** Description of the task **
Go through the entries that follow and count every line with the string "Practice". Reply with the number only.

** The records **
#####

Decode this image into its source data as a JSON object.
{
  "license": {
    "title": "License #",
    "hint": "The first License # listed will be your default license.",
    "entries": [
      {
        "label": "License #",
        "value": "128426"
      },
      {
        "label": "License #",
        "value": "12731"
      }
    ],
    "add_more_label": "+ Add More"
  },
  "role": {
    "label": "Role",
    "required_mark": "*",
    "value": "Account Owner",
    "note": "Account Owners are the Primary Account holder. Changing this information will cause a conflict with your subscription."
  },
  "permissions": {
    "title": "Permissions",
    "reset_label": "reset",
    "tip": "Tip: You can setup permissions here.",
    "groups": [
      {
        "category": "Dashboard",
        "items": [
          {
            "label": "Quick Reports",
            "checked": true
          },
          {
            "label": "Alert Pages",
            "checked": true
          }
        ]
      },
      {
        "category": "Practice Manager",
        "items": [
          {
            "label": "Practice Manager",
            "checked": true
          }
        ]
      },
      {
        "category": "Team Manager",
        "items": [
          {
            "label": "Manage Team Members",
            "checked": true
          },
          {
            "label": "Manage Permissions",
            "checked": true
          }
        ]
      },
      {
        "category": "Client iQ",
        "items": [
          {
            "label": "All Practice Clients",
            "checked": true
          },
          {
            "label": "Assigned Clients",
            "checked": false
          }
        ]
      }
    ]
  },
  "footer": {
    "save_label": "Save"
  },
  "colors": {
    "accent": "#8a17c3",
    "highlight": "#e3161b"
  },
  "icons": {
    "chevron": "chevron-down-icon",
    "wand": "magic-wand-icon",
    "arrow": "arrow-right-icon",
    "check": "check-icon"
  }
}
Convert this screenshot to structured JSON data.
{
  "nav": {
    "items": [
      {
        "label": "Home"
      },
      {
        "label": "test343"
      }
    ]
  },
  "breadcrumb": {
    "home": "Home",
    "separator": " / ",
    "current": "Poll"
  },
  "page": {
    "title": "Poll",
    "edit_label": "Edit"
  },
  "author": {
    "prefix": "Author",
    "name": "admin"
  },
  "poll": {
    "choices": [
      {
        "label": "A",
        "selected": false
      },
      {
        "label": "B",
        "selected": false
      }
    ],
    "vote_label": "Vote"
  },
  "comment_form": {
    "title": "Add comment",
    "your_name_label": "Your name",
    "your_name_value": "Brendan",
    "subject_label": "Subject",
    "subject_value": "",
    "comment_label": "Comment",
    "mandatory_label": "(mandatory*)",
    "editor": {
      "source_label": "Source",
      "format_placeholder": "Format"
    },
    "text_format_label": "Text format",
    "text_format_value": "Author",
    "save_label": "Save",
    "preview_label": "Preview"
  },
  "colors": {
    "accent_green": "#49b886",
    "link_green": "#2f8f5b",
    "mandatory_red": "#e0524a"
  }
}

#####

** Exercise response **
3